These consultations help ensure that CIHI is effectively addressing client needs and that its projects are prioritized accordingly. They also help us avoid duplication of effort and build partnerships with other organizations to fill information gaps and develop the best possible products.

What’s new on the agenda this year?

From youth mental health and health human resources to health system performance in 11 different countries, here are just a few highlights in this year’s Analytical Plan:

Access to care

Improving access to care is a prominent health policy issue in Canada. This year, 3 new areas of study are planned that look at this issue in more detail. One study examines whether having a regular primary care provider influences hospitalization rates. Another considers how patient outcomes are affected by access to inpatient rehabilitation following a hip fracture. Finally, new indicators to be released next year will measure wait times for chemotherapy for cancer treatment across the country.

Youth mental health

Mental health is also on the agenda, with youth mental health a growing issue for Canadians. In fact, an estimated 10% to 20% of youth are affected by a mental illness or disorder. This study looks at the services provided in hospitals for children with mental illness. It also highlights information on community-based services and examines drug use for mental health among adolescents.

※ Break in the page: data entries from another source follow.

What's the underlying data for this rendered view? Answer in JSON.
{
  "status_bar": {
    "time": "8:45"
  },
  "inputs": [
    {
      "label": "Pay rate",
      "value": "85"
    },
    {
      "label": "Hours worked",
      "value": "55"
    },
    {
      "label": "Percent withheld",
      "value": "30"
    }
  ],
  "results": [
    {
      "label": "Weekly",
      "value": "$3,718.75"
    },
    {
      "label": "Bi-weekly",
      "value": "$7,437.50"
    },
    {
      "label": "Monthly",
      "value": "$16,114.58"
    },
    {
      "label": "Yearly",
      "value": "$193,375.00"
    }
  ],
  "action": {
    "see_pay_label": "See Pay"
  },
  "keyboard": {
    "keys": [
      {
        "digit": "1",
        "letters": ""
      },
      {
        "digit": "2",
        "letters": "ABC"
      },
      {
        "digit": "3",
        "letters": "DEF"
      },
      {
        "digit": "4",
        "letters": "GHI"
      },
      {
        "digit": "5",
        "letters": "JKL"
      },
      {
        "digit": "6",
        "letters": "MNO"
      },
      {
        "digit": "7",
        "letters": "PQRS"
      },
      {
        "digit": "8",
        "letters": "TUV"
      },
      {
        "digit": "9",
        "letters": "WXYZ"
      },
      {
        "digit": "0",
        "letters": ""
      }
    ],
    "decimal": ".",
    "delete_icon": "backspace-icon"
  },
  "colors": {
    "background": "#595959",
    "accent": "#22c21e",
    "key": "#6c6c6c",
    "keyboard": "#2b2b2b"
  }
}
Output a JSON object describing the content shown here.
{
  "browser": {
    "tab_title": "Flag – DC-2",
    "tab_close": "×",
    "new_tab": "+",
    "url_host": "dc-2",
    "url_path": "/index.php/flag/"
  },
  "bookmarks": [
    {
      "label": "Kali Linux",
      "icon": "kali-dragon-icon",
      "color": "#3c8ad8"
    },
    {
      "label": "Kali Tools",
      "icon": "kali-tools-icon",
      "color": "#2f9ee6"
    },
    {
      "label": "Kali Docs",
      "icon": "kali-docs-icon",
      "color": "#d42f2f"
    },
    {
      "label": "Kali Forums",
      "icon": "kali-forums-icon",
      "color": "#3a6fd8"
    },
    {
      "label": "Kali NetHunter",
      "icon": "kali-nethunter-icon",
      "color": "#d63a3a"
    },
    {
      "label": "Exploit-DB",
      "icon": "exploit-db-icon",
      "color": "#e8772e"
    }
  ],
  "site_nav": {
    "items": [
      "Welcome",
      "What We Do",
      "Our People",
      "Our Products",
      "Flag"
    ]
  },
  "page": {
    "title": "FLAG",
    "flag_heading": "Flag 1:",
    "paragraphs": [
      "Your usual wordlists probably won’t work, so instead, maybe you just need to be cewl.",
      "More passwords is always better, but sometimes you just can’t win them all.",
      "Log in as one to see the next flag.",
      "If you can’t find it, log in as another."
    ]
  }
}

Health human resources: How much do we spend?

Human resources are the largest component of health care spending in Canada. It’s estimated that 60 to 80 cents of every health care dollar goes toward health human resources (HHR) costs. This study will provide an estimate of HHR expenditures in Canada compared with those in other labour market sectors. It will also look at interprovincial comparisons in per capita HHR expenditure and examine how spending varies by employment sector.

High users of health services

A small segment of the population consumes a disproportionately large share of health care resources across Canada. CIHI recently held a summit with researchers and decision-makers from across the country to explore issues around high users of health services. CIHI will work closely with Statistics Canada to develop indicators and analyses to support more effective and efficient delivery of care to this population. An analysis of the characteristics of high users of acute care and emergency department services is planned for next year.

International comparisons

The Commonwealth Fund’s annual International Health Policy Survey looks at system performance in 11 developed countries, including Canada. The 2014 survey will focus on adults age 55 and older and explore themes around access to services, continuity of care and advanced care planning. The 2015 survey will focus on the views and experiences of primary health care providers.

Presenting results in new and innovative ways

This year’s plan also builds on CIHI’s recent success using infographics and other innovative ways to showcase material. “We’ll continue to work to present our information in a way that is dynamic, engaging and useful for our clients,” says Morris.

We know, for example, that some projects lend themselves well to infographics, and we’ve had great feedback when we’ve used these in past projects, she says. Stakeholders should also watch for more interactive ways to showcase our research and analyses, such as web tools, videos and PowerPoint slides.

CIHI is also making its products more accessible to clients by providing 1-page summaries and Excel files, an approach that makes it easier for stakeholders to incorporate data directly into their work.

We’re looking for input

Read more about the research topics CIHI is addressing in this year’s Analytical Plan, from health system efficiency, access to care, cancer and patient safety to bridging population health with health care services.

If you have suggestions for CIHI’s Analytical Plan or want more information, feel free to send us an email at analyticalplan@cihi.ca.